Fasting can improve insulin sensitivity, meaning your cells can better respond to insulin. Improved insulin sensitivity can help lower insulin levels in your blood, which may help regulate your blood pressure.

Autophagy: The Body's Recycling Program

Autophagy, derived from the Greek words for "self-eating," is a natural and controlled process that disassembles unnecessary or dysfunctional cellular components. It plays a crucial role in maintaining cellular health by breaking down and recycling cellular waste, including damaged proteins and organelles. Think of it as your body's recycling program, helping to clear out the old, broken parts to make room for new, functional ones.

How Does Fasting Induce Autophagy?

During periods of fasting, your body needs to conserve resources and generate new nutrients and energy to sustain its functions. This need for conservation and renewal signals the activation of autophagy.

In essence, when you're not eating, your body shifts from growth mode to maintenance and repair mode. It begins to clean up cells and recycle damaged components, a process that could promote healthier cells and more efficient cellular functions.

Autophagy and Blood Pressure

There's evidence to suggest that autophagy plays a significant role in cardiovascular health. A study published in "Hypertension" in 2018 showed that autophagy induction could help lower blood pressure in animal models. The researchers found that activating autophagy helped relax blood vessels, thereby reducing blood pressure.

In addition, autophagy has been shown to prevent the accumulation of damaged cells and reduce inflammation and oxidative stress, which are known contributors to high blood pressure and cardiovascular disease.

Autophagy: A Promising but Complex Field

Despite the promising findings, the connection between autophagy and blood pressure regulation is complex and not yet fully understood. While the initial research is promising, we need more studies, particularly in humans, to confirm these findings and to better understand how we might harness autophagy for blood pressure control.

Moreover, it's important to note that while fasting can induce autophagy, it's not the only way to do so. Regular exercise and a balanced, nutrient-rich diet can also contribute to maintaining healthy autophagy levels.

Inflammation and Blood Pressure

Inflammation is a natural biological response that your body initiates in response to injury, infection, or harmful stimuli. This process helps to protect and heal the body. However, when inflammation becomes chronic or systemic, it can contribute to numerous health problems, including hypertension.

Chronic inflammation can damage blood vessels over time, promoting atherosclerosis or the buildup of plaque in the arteries. This plaque can stiffen and narrow the arteries, increasing the resistance to blood flow, which in turn raises blood pressure. Furthermore, inflammation can influence the balance of chemicals in your kidneys, impacting how they regulate blood pressure.

Fasting and Inflammation

Now, how does fasting come into the picture? Research suggests that fasting, particularly intermittent fasting, can help reduce inflammation.
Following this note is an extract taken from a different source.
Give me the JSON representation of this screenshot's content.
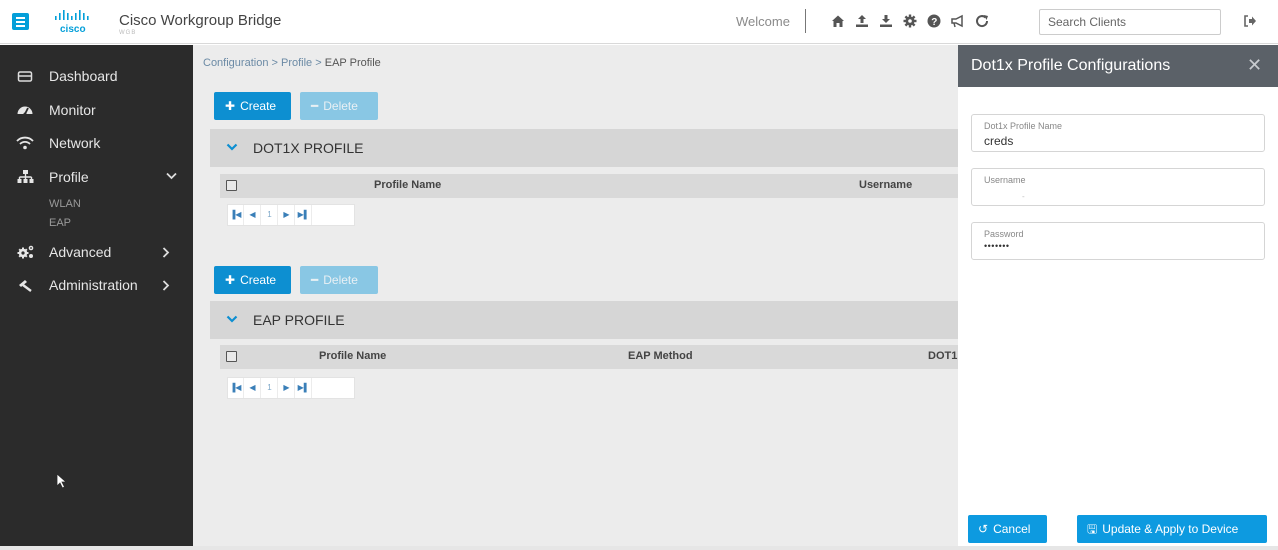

During a fasting state, your body changes the way it metabolizes energy. One of these changes includes lowering the production of proteins called cytokines, many of which are involved in promoting inflammation.

A study published in 2011 showed that both intermittent and periodic fasting reduced inflammatory marker levels. Another study in 2019 suggested that fasting for as little as 24 hours could significantly reduce inflammation.

Fasting may also reduce inflammation by promoting better gut health and autophagy, as mentioned earlier. Both a healthy gut microbiome and efficient cellular recycling can help keep inflammation in check.

Balancing the Benefits and Risks of Fasting

While the potential anti-inflammatory effects of fasting may sound promising for blood pressure management, it's essential to approach this with a balanced view. Fasting isn't a magic bullet and isn't suitable for everyone. It should not replace a balanced, nutritious diet and a healthy lifestyle, which are crucial for managing blood pressure and overall health.

Moreover, while some studies have shown positive results, the relationship between fasting, inflammation, and blood pressure is complex and requires more research